If you come across something while you're browsing that you want to share on one or more social networks, you can download a browser extension for Chrome and/or Firefox that allows you to share this with a click of the mouse. It's great for accounts that act as news aggregates, sharing interesting links throughout the day.
HootSuite is a one-stop shop for all things social. It's widely considered to be perhaps the biggest and best name out there for social media management as it supports multiple platforms including:
There is a free version of HootSuite available that has a ton of great features, including an auto-schedule feature which schedules posts for you based on when your followers are most likely to see them. Pro members get the option to do bulk scheduling via a single file upload which can be a massive timesaver on accounts with many different social profiles linked.
You can track just about anything on the dashboard, including mentions, direct messages, the general social feed, and search term results. Basic analytical data is also available, making it possible to track how well specific posts perform and gather vital information to help you in the future.
Reports are where HootSuite really shines. The reports you can generate can cover just about anything you could imagine. They're clean, professional, and can be customized with your company logo for presentation and board room meetings. The downside here is that if you want to utilize this feature, you will need to cough up a lot of cash.
Prices for premium memberships range from less than $10 USD to more than $1,000 per month. This depends on how large your team is, how many people work for your business, and what your social media needs are. If you are an individual user that just wants to keep track of your social media activity, you will likely get by just fine without spending a penny.
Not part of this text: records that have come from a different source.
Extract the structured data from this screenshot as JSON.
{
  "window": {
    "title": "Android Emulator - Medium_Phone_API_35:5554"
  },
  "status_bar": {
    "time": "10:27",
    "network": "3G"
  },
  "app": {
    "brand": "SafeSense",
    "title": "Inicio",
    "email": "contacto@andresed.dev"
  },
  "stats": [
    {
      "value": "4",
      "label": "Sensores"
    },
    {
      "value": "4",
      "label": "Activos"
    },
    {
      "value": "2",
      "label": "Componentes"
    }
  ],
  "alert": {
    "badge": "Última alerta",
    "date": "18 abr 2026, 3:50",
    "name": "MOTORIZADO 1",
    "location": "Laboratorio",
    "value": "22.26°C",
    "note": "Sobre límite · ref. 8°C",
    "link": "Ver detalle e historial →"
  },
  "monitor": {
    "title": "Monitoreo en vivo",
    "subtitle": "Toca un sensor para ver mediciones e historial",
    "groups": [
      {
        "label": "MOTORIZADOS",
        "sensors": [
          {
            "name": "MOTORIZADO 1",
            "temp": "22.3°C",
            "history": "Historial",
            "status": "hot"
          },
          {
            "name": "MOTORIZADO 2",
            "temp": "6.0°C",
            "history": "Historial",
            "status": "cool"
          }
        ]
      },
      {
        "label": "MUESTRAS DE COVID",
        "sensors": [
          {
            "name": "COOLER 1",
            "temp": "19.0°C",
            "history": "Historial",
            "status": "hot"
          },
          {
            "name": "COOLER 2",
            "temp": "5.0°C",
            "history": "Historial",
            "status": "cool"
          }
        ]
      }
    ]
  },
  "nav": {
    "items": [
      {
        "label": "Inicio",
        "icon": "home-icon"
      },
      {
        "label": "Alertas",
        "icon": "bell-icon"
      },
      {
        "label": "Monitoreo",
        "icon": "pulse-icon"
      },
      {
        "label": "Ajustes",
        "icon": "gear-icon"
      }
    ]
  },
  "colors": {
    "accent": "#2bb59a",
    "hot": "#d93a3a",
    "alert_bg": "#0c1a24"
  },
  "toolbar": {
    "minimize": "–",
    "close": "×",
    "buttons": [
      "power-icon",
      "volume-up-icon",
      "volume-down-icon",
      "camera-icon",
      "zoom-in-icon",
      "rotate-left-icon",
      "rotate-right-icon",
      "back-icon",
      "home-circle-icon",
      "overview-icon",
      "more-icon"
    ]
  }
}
TweetDeck was one of the first major players in the all-in-one social media management space. When it came along, Twitter was still fairly new and companies were just starting to really figure out just how powerful the platform could be. Shortly after adding Facebook integration, Twitter bought TweetDeck and made it a free product alongside its own site and software solutions.
You can schedule tweets for a later time, add photos and have them appear natively, and watch multiple feeds and/or search strings at one time in a very HootSuite-like layout.
TweetDeck is free, and it works pretty well. It has a lot of the same features you might find with Hootsuite, but support for Facebook has been off and on since the buyout. In 2013, TweetDeck dropped support for Facebook entirely.
Whatever tool you decide to use, just remember that not every social network has the same community. Something you post on Twitter that might bring a lot of retweets and discussion might fall flat on Facebook or Google+. These three tools all make it possible to separate your output and track performance of your posts. You can use the information they provide to better plan your output and learn more about the tastes of your users.
Buffer is a great solution for scheduling posts and provoking conversation among members of your community. HootSuite and TweetDeck are great at giving you the ability to keep that conversation going long after the post has gone out.
There is also an important argument to be made about third-party apps. Using these apps may or may not have an affect on the post's reach. If Facebook, Twitter, or Google wanted to give priority to posts made on the native client, that is certainly within their capabilities. Twitter has made huge shifts in its policies in the past which all but killed many third party tools.
Some people are also very wary of posts made using a platform that allows for automatic scheduling. This may be a minority of the users out there, but it is a trend worth paying close attention to.
These tools are useful ways to keep track of multiple social accounts at once. Their advanced posting features make it very easy to schedule content and put in the work on your time. They may not be perfect replacements for the service's native platforms, but they can come in handy.